  1. To appeal a decision, the student must complete an Academic Honesty Violation Appeal form within 5 business days of receipt of the final outcome letter. The letter will include information regarding how to submit the appeal and the appeal form will be sent to the chair of the appropriate appeal committee or their designee (Chair):
    1. Undergraduate Students: Undergraduate Academic Integrity Committee (UAIC) (Chair: Dean of Students)
    2. Graduate Students: Graduate Council Student Affairs Committee (GCSAC) (Chair: Associate Dean of the Graduate School)
  2. The student's appeal must describe the allegation, the grounds for appeal (listed above), and describe the justification for the appeal.
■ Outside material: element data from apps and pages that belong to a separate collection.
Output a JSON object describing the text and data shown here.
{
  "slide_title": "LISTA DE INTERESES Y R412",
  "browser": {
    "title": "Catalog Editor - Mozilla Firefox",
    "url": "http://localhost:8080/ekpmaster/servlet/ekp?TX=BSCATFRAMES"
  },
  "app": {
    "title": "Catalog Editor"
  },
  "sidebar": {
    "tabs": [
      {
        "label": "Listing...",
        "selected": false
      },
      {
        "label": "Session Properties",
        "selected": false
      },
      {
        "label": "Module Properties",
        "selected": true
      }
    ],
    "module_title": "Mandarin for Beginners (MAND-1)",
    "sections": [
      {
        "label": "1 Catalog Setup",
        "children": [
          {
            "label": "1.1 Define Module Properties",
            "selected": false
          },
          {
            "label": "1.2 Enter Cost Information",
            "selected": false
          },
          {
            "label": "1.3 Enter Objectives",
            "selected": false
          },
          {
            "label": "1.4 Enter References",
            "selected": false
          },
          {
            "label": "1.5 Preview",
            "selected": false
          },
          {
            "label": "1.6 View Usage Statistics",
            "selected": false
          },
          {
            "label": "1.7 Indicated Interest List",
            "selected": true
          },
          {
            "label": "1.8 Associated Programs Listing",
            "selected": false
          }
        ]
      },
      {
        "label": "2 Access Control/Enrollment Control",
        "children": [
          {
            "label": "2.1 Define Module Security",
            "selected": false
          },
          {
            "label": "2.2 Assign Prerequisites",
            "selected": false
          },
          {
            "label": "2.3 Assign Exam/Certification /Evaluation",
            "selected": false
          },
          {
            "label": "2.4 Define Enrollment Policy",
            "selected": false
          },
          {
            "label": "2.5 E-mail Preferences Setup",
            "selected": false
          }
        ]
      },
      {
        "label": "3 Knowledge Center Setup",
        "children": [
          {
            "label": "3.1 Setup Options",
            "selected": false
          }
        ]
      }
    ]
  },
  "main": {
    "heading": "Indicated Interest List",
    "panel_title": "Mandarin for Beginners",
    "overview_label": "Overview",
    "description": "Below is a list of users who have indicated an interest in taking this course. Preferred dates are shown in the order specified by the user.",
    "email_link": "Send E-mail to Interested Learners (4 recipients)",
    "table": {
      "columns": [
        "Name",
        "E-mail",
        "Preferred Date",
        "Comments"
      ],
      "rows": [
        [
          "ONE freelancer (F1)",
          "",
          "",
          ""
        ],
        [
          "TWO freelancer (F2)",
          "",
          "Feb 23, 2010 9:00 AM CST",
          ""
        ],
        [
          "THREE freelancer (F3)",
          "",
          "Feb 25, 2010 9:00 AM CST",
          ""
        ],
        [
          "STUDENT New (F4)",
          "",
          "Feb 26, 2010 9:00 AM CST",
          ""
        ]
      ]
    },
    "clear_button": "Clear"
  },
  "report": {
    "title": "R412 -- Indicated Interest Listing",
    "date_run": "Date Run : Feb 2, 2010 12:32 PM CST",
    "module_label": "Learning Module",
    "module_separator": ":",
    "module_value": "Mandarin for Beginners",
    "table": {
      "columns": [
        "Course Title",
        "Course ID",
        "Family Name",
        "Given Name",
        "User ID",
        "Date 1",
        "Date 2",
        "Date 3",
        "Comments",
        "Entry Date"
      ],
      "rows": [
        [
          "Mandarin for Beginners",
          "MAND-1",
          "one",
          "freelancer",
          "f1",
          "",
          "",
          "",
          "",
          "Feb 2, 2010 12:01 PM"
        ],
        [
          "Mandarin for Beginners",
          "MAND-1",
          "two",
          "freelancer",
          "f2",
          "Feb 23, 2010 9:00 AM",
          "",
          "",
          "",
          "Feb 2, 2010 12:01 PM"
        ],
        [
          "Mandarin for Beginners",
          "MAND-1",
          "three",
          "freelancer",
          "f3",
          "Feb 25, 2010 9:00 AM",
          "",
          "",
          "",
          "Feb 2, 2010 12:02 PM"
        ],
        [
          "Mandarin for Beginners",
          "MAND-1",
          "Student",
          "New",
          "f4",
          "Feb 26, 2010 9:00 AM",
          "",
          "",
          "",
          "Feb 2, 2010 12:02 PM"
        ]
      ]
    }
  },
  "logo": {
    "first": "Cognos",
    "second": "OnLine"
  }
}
  3. Failure to submit a completed appeal form within 5 business days from receipt of the outcome letter will result in the original penalty being upheld without further appeal opportunity.
  4. Upon receipt of the appeal, Chair will make a decision regarding whether to move the appeal forward depending on if the appeal adequately fits the grounds for appeal described above. If the Chair determines that the appeal will not be moving forward, the Chair will communicate their decision to the student including providing a rationale for the decision. Initial determinations made by the Chair are final.
  5. If the Chair determines that the appeal will move forward, they will convene a hearing panel to meet, typically, within 14 calendar days of the receipt of the appeal. The instructor that brought forth the allegation(s) and the student’s academic dean will be informed of the hearing, the grounds for appeal, and will supply relevant data and evidence when available. The committee will then make a final determination regarding whether to dismiss or uphold the penalty. In extraordinary circumstances (e.g., a significant procedural error or revelation that would fundamentally alter the decision) the Chair may call the hearing panel back together or overturn the decision. Otherwise, decisions made by the committee are final.